▸ WORK ITEM
Repeat, line for line, the entries printed below.
_ _ _ _ _ _ _
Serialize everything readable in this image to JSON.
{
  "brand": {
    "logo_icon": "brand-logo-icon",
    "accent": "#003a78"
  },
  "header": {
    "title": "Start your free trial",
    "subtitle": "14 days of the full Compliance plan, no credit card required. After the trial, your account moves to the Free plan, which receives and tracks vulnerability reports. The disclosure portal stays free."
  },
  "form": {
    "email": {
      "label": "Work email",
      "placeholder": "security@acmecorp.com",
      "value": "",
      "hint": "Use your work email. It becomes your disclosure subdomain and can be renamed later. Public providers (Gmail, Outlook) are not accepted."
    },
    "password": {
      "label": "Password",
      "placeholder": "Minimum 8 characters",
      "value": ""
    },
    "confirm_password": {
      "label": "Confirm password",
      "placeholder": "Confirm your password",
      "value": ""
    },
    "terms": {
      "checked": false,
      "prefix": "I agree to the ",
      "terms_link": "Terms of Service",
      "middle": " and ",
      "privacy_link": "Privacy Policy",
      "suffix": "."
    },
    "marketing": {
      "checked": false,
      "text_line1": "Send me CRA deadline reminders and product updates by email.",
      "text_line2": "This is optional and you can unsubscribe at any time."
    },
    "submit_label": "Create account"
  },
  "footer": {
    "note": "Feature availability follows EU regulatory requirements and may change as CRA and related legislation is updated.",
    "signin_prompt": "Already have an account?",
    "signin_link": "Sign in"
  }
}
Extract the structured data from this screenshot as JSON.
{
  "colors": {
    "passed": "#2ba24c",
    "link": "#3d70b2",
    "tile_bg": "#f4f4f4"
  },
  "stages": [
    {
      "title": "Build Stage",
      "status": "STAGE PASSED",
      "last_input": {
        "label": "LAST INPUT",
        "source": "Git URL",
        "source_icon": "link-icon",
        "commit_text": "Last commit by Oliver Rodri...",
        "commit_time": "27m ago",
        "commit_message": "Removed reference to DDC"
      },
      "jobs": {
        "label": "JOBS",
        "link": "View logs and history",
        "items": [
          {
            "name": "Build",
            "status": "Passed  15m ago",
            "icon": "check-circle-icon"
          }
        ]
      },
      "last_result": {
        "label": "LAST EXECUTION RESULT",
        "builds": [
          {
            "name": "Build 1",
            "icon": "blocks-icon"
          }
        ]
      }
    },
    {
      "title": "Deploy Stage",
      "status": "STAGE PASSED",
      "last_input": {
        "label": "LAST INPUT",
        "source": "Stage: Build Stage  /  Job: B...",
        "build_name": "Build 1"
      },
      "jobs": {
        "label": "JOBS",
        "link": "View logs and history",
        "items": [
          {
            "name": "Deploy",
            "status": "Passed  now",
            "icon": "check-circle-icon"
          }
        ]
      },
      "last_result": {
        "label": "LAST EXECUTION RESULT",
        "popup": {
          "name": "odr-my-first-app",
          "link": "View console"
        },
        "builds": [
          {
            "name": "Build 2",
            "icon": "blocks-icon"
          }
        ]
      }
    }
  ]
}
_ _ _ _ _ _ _
▸ COMPLETED EXERCISE
Serialize everything readable in this image to JSON.
{
  "brand": {
    "logo_icon": "brand-logo-icon",
    "accent": "#003a78"
  },
  "header": {
    "title": "Start your free trial",
    "subtitle": "14 days of the full Compliance plan, no credit card required. After the trial, your account moves to the Free plan, which receives and tracks vulnerability reports. The disclosure portal stays free."
  },
  "form": {
    "email": {
      "label": "Work email",
      "placeholder": "security@acmecorp.com",
      "value": "",
      "hint": "Use your work email. It becomes your disclosure subdomain and can be renamed later. Public providers (Gmail, Outlook) are not accepted."
    },
    "password": {
      "label": "Password",
      "placeholder": "Minimum 8 characters",
      "value": ""
    },
    "confirm_password": {
      "label": "Confirm password",
      "placeholder": "Confirm your password",
      "value": ""
    },
    "terms": {
      "checked": false,
      "prefix": "I agree to the ",
      "terms_link": "Terms of Service",
      "middle": " and ",
      "privacy_link": "Privacy Policy",
      "suffix": "."
    },
    "marketing": {
      "checked": false,
      "text_line1": "Send me CRA deadline reminders and product updates by email.",
      "text_line2": "This is optional and you can unsubscribe at any time."
    },
    "submit_label": "Create account"
  },
  "footer": {
    "note": "Feature availability follows EU regulatory requirements and may change as CRA and related legislation is updated.",
    "signin_prompt": "Already have an account?",
    "signin_link": "Sign in"
  }
}
Extract the structured data from this screenshot as JSON.
{
  "colors": {
    "passed": "#2ba24c",
    "link": "#3d70b2",
    "tile_bg": "#f4f4f4"
  },
  "stages": [
    {
      "title": "Build Stage",
      "status": "STAGE PASSED",
      "last_input": {
        "label": "LAST INPUT",
        "source": "Git URL",
        "source_icon": "link-icon",
        "commit_text": "Last commit by Oliver Rodri...",
        "commit_time": "27m ago",
        "commit_message": "Removed reference to DDC"
      },
      "jobs": {
        "label": "JOBS",
        "link": "View logs and history",
        "items": [
          {
            "name": "Build",
            "status": "Passed  15m ago",
            "icon": "check-circle-icon"
          }
        ]
      },
      "last_result": {
        "label": "LAST EXECUTION RESULT",
        "builds": [
          {
            "name": "Build 1",
            "icon": "blocks-icon"
          }
        ]
      }
    },
    {
      "title": "Deploy Stage",
      "status": "STAGE PASSED",
      "last_input": {
        "label": "LAST INPUT",
        "source": "Stage: Build Stage  /  Job: B...",
        "build_name": "Build 1"
      },
      "jobs": {
        "label": "JOBS",
        "link": "View logs and history",
        "items": [
          {
            "name": "Deploy",
            "status": "Passed  now",
            "icon": "check-circle-icon"
          }
        ]
      },
      "last_result": {
        "label": "LAST EXECUTION RESULT",
        "popup": {
          "name": "odr-my-first-app",
          "link": "View console"
        },
        "builds": [
          {
            "name": "Build 2",
            "icon": "blocks-icon"
          }
        ]
      }
    }
  ]
}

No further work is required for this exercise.